qiskit.circuit.library.PauliEvolutionGate(operator, time=1.0, label=None, synthesis=None)
Time-evolution of an operator consisting of Paulis.
For an operator consisting of Pauli terms and (real) evolution time this gate implements
This gate serves as a high-level definition of the evolution and can be synthesized into a circuit using different algorithms.
The evolution gates are related to the Pauli rotation gates by a factor of 2. For example the time evolution of the Pauli operator is connected to the Pauli rotation by
from qiskit.circuit import QuantumCircuit from qiskit.circuit.library import PauliEvolutionGate from qiskit.opflow import I, Z, X # build the evolution gate operator = (Z ^ Z) - 0.1 * (X ^ I) evo = PauliEvolutionGate(operator, time=0.2) # plug it into a circuit circuit = QuantumCircuit(2) circuit.append(evo, range(2)) print(circuit.draw())
The above will print (note that the
-0.1 coefficient is not printed!):
┌──────────────────────────┐ q_0: ┤0 ├ │ exp(-it (ZZ + XI))(0.2) │ q_1: ┤1 ├ └──────────────────────────┘
 G. Li et al. Paulihedral: A Generalized Block-Wise Compiler Optimization Framework For Quantum Simulation Kernels (2021). [arXiv:2109.03371 (opens in a new tab)]

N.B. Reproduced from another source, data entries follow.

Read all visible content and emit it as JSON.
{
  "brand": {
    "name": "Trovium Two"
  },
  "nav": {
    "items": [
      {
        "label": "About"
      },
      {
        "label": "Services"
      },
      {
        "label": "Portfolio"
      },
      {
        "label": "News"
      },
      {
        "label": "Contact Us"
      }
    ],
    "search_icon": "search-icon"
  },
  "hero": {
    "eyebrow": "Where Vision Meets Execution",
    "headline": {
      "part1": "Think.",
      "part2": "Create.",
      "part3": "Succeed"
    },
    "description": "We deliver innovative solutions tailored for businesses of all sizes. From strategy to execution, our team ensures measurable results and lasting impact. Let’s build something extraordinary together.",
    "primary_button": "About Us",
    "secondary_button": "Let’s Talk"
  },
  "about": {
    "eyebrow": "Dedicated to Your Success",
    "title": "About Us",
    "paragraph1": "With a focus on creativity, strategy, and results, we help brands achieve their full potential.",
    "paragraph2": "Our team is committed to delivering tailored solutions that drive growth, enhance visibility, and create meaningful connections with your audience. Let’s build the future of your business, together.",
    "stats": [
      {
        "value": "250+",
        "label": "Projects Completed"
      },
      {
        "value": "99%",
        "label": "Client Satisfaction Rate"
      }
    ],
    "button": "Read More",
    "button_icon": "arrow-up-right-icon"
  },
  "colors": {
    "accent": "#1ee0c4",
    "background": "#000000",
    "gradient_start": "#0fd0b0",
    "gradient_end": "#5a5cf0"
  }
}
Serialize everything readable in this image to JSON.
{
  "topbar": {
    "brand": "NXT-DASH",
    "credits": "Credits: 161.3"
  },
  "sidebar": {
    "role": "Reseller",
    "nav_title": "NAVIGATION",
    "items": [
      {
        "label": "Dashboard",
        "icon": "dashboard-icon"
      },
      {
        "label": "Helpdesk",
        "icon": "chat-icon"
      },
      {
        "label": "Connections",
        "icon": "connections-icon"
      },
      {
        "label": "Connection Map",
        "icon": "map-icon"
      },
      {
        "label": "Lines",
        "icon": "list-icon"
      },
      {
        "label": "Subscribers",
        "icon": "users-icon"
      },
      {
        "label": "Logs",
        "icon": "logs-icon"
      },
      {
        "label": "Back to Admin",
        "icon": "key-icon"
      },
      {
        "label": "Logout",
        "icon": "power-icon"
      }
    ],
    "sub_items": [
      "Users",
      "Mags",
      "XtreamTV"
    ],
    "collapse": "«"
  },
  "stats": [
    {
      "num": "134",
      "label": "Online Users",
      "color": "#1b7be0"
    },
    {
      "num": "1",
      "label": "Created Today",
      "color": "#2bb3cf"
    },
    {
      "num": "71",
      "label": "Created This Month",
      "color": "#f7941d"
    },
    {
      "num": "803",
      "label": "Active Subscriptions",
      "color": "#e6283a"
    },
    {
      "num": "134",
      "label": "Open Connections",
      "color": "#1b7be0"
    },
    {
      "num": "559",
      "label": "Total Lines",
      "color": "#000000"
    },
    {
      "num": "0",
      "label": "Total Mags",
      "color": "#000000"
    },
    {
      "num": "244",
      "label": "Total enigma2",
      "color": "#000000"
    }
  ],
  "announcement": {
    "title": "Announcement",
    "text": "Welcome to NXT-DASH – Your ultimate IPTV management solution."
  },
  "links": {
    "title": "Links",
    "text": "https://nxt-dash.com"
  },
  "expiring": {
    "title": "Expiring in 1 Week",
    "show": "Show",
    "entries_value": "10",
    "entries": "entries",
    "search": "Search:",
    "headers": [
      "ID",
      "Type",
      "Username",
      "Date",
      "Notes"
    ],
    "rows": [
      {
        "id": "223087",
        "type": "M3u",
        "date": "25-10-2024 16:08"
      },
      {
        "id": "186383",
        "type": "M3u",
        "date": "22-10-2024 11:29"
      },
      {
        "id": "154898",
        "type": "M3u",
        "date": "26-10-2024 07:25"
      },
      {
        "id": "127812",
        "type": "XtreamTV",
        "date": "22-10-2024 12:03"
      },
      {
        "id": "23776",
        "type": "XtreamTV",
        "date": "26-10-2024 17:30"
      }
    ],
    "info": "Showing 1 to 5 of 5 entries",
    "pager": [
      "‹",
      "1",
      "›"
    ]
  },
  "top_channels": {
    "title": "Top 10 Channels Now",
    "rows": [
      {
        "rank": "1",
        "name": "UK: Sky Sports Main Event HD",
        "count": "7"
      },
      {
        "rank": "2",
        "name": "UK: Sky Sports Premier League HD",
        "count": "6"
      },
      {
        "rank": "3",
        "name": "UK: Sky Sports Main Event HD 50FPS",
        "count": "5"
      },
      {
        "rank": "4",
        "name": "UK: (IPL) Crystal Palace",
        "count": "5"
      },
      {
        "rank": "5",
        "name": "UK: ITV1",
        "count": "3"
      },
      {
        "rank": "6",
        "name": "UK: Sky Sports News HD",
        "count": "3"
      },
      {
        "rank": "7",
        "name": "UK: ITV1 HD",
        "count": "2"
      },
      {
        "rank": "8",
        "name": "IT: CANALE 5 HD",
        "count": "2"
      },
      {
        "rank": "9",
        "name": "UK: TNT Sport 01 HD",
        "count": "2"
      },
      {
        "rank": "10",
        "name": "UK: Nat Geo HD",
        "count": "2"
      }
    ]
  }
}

- operator (Pauli |PauliOp |SparsePauliOp |PauliSumOp |list (opens in a new tab)) – The operator to evolve. Can also be provided as list of non-commuting operators where the elements are sums of commuting operators. For example:
[XY + YX, ZZ + ZI + IZ, YY].
- time (Union[int (opens in a new tab), float (opens in a new tab), ParameterExpression]) – The evolution time.
- label (Optional[str (opens in a new tab)]) – A label for the gate to display in visualizations. Per default, the label is set to
<operators>is the sum of the Paulis. Note that the label does not include any coefficients of the Paulis. See the class docstring for an example.
- synthesis (Optional[EvolutionSynthesis]) – A synthesis strategy. If None, the default synthesis is the Lie-Trotter product formula with a single repetition.
Get the base class of this instruction. This is guaranteed to be in the inheritance tree of
The “base class” of an instruction is the lowest class in its inheritance tree that the object should be considered entirely compatible with for _all_ circuit applications. This typically means that the subclass is defined purely to offer some sort of programmer convenience over the base class, and the base class is the “true” class for a behavioural perspective. In particular, you should not override
base_class if you are defining a custom version of an instruction that will be implemented differently by hardware, such as an alternative measurement strategy, or a version of a parametrised gate with a particular set of parameters for the purposes of distinguishing it in a
Target from the full parametrised gate.
This is often exactly equivalent to
type(obj), except in the case of singleton instances of standard-library instructions. These singleton instances are special subclasses of their base class, and this property will return that base. For example:
>>> isinstance(XGate(), XGate) True >>> type(XGate()) is XGate False >>> XGate().base_class is XGate True
In general, you should not rely on the precise class of an instruction; within a given circuit, it is expected that
Instruction.name should be a more suitable discriminator in most situations.
The classical condition on the instruction.
Get Clbits in condition.
Get the decompositions of the instruction from the SessionEquivalenceLibrary.
Return definition in terms of other basic gates.
Get the duration.
Return instruction label
Is this instance is a mutable unique instance or not.
If this attribute is
False the gate instance is a shared singleton and is not mutable.
Return the name.
Return the number of clbits.
Return the number of qubits.
return instruction params.
Return the evolution time as stored in the gate parameters.
The evolution time.
Get the time unit of duration.
Gate parameters should be int, float, or ParameterExpression